• _PROMPT_
All of the material must be duplicated exactly, line by line.
[INPUT]
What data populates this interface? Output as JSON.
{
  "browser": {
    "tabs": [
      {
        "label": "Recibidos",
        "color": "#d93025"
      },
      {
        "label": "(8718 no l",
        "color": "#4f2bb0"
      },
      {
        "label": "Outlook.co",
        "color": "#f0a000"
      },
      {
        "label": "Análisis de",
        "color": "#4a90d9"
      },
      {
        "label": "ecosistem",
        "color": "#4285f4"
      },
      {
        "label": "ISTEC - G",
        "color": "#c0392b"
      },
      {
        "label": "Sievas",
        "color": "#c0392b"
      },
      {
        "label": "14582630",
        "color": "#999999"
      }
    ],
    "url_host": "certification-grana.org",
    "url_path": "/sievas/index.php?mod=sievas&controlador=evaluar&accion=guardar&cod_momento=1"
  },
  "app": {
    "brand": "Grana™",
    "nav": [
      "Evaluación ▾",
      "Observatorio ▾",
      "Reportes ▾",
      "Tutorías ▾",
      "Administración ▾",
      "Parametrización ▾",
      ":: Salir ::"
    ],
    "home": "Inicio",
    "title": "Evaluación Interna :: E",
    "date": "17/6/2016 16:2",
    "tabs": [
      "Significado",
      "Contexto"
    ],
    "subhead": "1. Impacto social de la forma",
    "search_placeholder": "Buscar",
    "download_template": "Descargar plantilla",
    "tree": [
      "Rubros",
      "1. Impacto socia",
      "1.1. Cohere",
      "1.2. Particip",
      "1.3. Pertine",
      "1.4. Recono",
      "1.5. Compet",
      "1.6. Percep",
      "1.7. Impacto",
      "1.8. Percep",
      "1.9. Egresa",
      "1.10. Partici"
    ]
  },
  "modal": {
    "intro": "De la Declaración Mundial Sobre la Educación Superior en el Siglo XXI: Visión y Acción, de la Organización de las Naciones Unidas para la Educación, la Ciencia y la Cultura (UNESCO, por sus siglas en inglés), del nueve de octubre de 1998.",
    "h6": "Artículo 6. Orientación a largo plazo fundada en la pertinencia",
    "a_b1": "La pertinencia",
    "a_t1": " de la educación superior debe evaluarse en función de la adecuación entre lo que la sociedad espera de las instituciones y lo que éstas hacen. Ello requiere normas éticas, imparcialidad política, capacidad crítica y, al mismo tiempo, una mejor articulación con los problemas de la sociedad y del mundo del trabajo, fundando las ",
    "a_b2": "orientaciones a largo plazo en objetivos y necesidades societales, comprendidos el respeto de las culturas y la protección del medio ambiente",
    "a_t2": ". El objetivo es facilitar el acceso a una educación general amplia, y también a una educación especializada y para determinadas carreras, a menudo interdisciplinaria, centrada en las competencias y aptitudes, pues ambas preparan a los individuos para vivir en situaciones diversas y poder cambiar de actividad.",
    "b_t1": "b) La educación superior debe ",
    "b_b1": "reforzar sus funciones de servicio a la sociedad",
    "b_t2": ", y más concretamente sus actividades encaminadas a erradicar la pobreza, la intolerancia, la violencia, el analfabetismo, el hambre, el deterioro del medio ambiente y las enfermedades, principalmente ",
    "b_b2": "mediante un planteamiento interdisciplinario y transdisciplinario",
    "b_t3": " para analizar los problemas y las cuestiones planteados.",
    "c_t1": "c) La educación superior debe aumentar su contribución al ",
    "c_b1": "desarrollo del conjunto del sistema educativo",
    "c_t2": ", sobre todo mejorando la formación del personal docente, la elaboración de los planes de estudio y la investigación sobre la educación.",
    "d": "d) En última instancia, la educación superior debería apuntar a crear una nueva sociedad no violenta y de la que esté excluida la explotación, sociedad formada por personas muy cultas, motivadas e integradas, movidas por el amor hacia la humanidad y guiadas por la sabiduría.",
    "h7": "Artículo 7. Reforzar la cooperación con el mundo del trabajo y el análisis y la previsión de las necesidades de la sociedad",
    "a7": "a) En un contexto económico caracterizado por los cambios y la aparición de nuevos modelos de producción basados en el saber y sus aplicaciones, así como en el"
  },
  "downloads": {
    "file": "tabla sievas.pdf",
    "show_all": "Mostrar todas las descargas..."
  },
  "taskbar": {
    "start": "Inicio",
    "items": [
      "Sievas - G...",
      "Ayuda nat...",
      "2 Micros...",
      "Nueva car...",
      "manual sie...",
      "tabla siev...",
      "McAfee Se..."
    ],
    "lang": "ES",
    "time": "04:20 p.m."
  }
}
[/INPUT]
• _FINISHED EXERCISE_
What data populates this interface? Output as JSON.
{
  "browser": {
    "tabs": [
      {
        "label": "Recibidos",
        "color": "#d93025"
      },
      {
        "label": "(8718 no l",
        "color": "#4f2bb0"
      },
      {
        "label": "Outlook.co",
        "color": "#f0a000"
      },
      {
        "label": "Análisis de",
        "color": "#4a90d9"
      },
      {
        "label": "ecosistem",
        "color": "#4285f4"
      },
      {
        "label": "ISTEC - G",
        "color": "#c0392b"
      },
      {
        "label": "Sievas",
        "color": "#c0392b"
      },
      {
        "label": "14582630",
        "color": "#999999"
      }
    ],
    "url_host": "certification-grana.org",
    "url_path": "/sievas/index.php?mod=sievas&controlador=evaluar&accion=guardar&cod_momento=1"
  },
  "app": {
    "brand": "Grana™",
    "nav": [
      "Evaluación ▾",
      "Observatorio ▾",
      "Reportes ▾",
      "Tutorías ▾",
      "Administración ▾",
      "Parametrización ▾",
      ":: Salir ::"
    ],
    "home": "Inicio",
    "title": "Evaluación Interna :: E",
    "date": "17/6/2016 16:2",
    "tabs": [
      "Significado",
      "Contexto"
    ],
    "subhead": "1. Impacto social de la forma",
    "search_placeholder": "Buscar",
    "download_template": "Descargar plantilla",
    "tree": [
      "Rubros",
      "1. Impacto socia",
      "1.1. Cohere",
      "1.2. Particip",
      "1.3. Pertine",
      "1.4. Recono",
      "1.5. Compet",
      "1.6. Percep",
      "1.7. Impacto",
      "1.8. Percep",
      "1.9. Egresa",
      "1.10. Partici"
    ]
  },
  "modal": {
    "intro": "De la Declaración Mundial Sobre la Educación Superior en el Siglo XXI: Visión y Acción, de la Organización de las Naciones Unidas para la Educación, la Ciencia y la Cultura (UNESCO, por sus siglas en inglés), del nueve de octubre de 1998.",
    "h6": "Artículo 6. Orientación a largo plazo fundada en la pertinencia",
    "a_b1": "La pertinencia",
    "a_t1": " de la educación superior debe evaluarse en función de la adecuación entre lo que la sociedad espera de las instituciones y lo que éstas hacen. Ello requiere normas éticas, imparcialidad política, capacidad crítica y, al mismo tiempo, una mejor articulación con los problemas de la sociedad y del mundo del trabajo, fundando las ",
    "a_b2": "orientaciones a largo plazo en objetivos y necesidades societales, comprendidos el respeto de las culturas y la protección del medio ambiente",
    "a_t2": ". El objetivo es facilitar el acceso a una educación general amplia, y también a una educación especializada y para determinadas carreras, a menudo interdisciplinaria, centrada en las competencias y aptitudes, pues ambas preparan a los individuos para vivir en situaciones diversas y poder cambiar de actividad.",
    "b_t1": "b) La educación superior debe ",
    "b_b1": "reforzar sus funciones de servicio a la sociedad",
    "b_t2": ", y más concretamente sus actividades encaminadas a erradicar la pobreza, la intolerancia, la violencia, el analfabetismo, el hambre, el deterioro del medio ambiente y las enfermedades, principalmente ",
    "b_b2": "mediante un planteamiento interdisciplinario y transdisciplinario",
    "b_t3": " para analizar los problemas y las cuestiones planteados.",
    "c_t1": "c) La educación superior debe aumentar su contribución al ",
    "c_b1": "desarrollo del conjunto del sistema educativo",
    "c_t2": ", sobre todo mejorando la formación del personal docente, la elaboración de los planes de estudio y la investigación sobre la educación.",
    "d": "d) En última instancia, la educación superior debería apuntar a crear una nueva sociedad no violenta y de la que esté excluida la explotación, sociedad formada por personas muy cultas, motivadas e integradas, movidas por el amor hacia la humanidad y guiadas por la sabiduría.",
    "h7": "Artículo 7. Reforzar la cooperación con el mundo del trabajo y el análisis y la previsión de las necesidades de la sociedad",
    "a7": "a) En un contexto económico caracterizado por los cambios y la aparición de nuevos modelos de producción basados en el saber y sus aplicaciones, así como en el"
  },
  "downloads": {
    "file": "tabla sievas.pdf",
    "show_all": "Mostrar todas las descargas..."
  },
  "taskbar": {
    "start": "Inicio",
    "items": [
      "Sievas - G...",
      "Ayuda nat...",
      "2 Micros...",
      "Nueva car...",
      "manual sie...",
      "tabla siev...",
      "McAfee Se..."
    ],
    "lang": "ES",
    "time": "04:20 p.m."
  }
}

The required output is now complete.